RECORDED DATA:
▶
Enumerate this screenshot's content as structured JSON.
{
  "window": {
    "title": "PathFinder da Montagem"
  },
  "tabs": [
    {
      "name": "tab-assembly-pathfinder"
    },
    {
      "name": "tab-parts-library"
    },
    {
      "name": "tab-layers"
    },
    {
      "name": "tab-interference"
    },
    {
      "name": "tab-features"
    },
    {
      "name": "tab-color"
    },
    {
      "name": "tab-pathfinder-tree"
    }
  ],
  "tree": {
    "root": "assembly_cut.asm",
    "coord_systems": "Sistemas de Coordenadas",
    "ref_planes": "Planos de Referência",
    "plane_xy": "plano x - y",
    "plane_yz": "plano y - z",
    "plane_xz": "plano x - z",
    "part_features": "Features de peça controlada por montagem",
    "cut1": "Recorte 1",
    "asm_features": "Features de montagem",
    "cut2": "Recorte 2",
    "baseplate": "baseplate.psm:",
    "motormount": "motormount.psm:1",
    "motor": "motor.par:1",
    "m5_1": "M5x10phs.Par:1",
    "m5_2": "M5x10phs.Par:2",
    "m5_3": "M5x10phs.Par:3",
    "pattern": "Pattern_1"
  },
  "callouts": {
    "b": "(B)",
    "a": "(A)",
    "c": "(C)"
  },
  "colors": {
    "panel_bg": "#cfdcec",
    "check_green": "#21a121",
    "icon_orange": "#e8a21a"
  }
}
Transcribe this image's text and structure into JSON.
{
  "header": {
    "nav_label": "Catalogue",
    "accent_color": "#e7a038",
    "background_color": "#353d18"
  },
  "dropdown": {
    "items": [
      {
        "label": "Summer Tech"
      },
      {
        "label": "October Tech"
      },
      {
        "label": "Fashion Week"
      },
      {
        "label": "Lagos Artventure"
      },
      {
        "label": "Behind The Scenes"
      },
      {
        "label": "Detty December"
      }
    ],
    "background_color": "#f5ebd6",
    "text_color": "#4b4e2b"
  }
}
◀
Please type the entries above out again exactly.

SOLUTION TO THIS TASK:
Enumerate this screenshot's content as structured JSON.
{
  "window": {
    "title": "PathFinder da Montagem"
  },
  "tabs": [
    {
      "name": "tab-assembly-pathfinder"
    },
    {
      "name": "tab-parts-library"
    },
    {
      "name": "tab-layers"
    },
    {
      "name": "tab-interference"
    },
    {
      "name": "tab-features"
    },
    {
      "name": "tab-color"
    },
    {
      "name": "tab-pathfinder-tree"
    }
  ],
  "tree": {
    "root": "assembly_cut.asm",
    "coord_systems": "Sistemas de Coordenadas",
    "ref_planes": "Planos de Referência",
    "plane_xy": "plano x - y",
    "plane_yz": "plano y - z",
    "plane_xz": "plano x - z",
    "part_features": "Features de peça controlada por montagem",
    "cut1": "Recorte 1",
    "asm_features": "Features de montagem",
    "cut2": "Recorte 2",
    "baseplate": "baseplate.psm:",
    "motormount": "motormount.psm:1",
    "motor": "motor.par:1",
    "m5_1": "M5x10phs.Par:1",
    "m5_2": "M5x10phs.Par:2",
    "m5_3": "M5x10phs.Par:3",
    "pattern": "Pattern_1"
  },
  "callouts": {
    "b": "(B)",
    "a": "(A)",
    "c": "(C)"
  },
  "colors": {
    "panel_bg": "#cfdcec",
    "check_green": "#21a121",
    "icon_orange": "#e8a21a"
  }
}
Transcribe this image's text and structure into JSON.
{
  "header": {
    "nav_label": "Catalogue",
    "accent_color": "#e7a038",
    "background_color": "#353d18"
  },
  "dropdown": {
    "items": [
      {
        "label": "Summer Tech"
      },
      {
        "label": "October Tech"
      },
      {
        "label": "Fashion Week"
      },
      {
        "label": "Lagos Artventure"
      },
      {
        "label": "Behind The Scenes"
      },
      {
        "label": "Detty December"
      }
    ],
    "background_color": "#f5ebd6",
    "text_color": "#4b4e2b"
  }
}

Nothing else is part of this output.